◆ Task directions
Look through the records below, and copy out every line that holds the string "name".

◆ Exercise data
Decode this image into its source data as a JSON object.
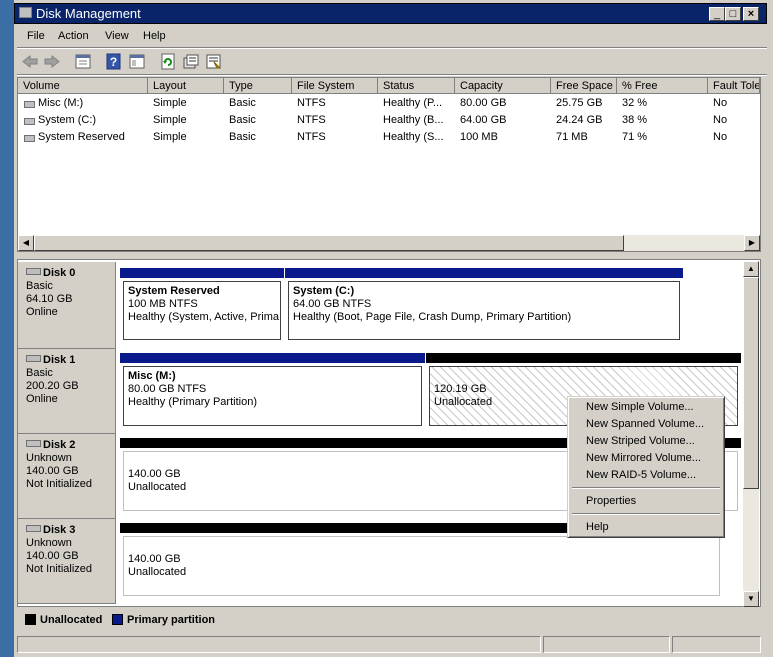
{
  "window": {
    "title": "Disk Management"
  },
  "menu": [
    "File",
    "Action",
    "View",
    "Help"
  ],
  "toolbar": [
    "back-icon",
    "forward-icon",
    "properties-icon",
    "help-icon",
    "show-hide-icon",
    "refresh-icon",
    "rescan-icon",
    "settings-icon"
  ],
  "volume_list": {
    "columns": [
      "Volume",
      "Layout",
      "Type",
      "File System",
      "Status",
      "Capacity",
      "Free Space",
      "% Free",
      "Fault Tole"
    ],
    "rows": [
      [
        "Misc (M:)",
        "Simple",
        "Basic",
        "NTFS",
        "Healthy (P...",
        "80.00 GB",
        "25.75 GB",
        "32 %",
        "No"
      ],
      [
        "System (C:)",
        "Simple",
        "Basic",
        "NTFS",
        "Healthy (B...",
        "64.00 GB",
        "24.24 GB",
        "38 %",
        "No"
      ],
      [
        "System Reserved",
        "Simple",
        "Basic",
        "NTFS",
        "Healthy (S...",
        "100 MB",
        "71 MB",
        "71 %",
        "No"
      ]
    ]
  },
  "disks": [
    {
      "name": "Disk 0",
      "type": "Basic",
      "size": "64.10 GB",
      "status": "Online",
      "partitions": [
        {
          "title": "System Reserved",
          "size_fs": "100 MB NTFS",
          "status": "Healthy (System, Active, Prima"
        },
        {
          "title": "System  (C:)",
          "size_fs": "64.00 GB NTFS",
          "status": "Healthy (Boot, Page File, Crash Dump, Primary Partition)"
        }
      ]
    },
    {
      "name": "Disk 1",
      "type": "Basic",
      "size": "200.20 GB",
      "status": "Online",
      "partitions": [
        {
          "title": "Misc  (M:)",
          "size_fs": "80.00 GB NTFS",
          "status": "Healthy (Primary Partition)"
        },
        {
          "size_fs": "120.19 GB",
          "status": "Unallocated"
        }
      ]
    },
    {
      "name": "Disk 2",
      "type": "Unknown",
      "size": "140.00 GB",
      "status": "Not Initialized",
      "partitions": [
        {
          "size_fs": "140.00 GB",
          "status": "Unallocated"
        }
      ]
    },
    {
      "name": "Disk 3",
      "type": "Unknown",
      "size": "140.00 GB",
      "status": "Not Initialized",
      "partitions": [
        {
          "size_fs": "140.00 GB",
          "status": "Unallocated"
        }
      ]
    }
  ],
  "legend": [
    {
      "label": "Unallocated",
      "color": "#000000"
    },
    {
      "label": "Primary partition",
      "color": "#0a1a8c"
    }
  ],
  "context_menu": {
    "items": [
      "New Simple Volume...",
      "New Spanned Volume...",
      "New Striped Volume...",
      "New Mirrored Volume...",
      "New RAID-5 Volume..."
    ],
    "properties": "Properties",
    "help": "Help"
  },
  "colors": {
    "primary_bar": "#0a1a8c",
    "unallocated_bar": "#000000",
    "titlebar": "#0a246a",
    "desktop": "#3a6ea5"
  }
}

◆ Output for this task
      "name": "Disk 0",
      "name": "Disk 1",
      "name": "Disk 2",
      "name": "Disk 3",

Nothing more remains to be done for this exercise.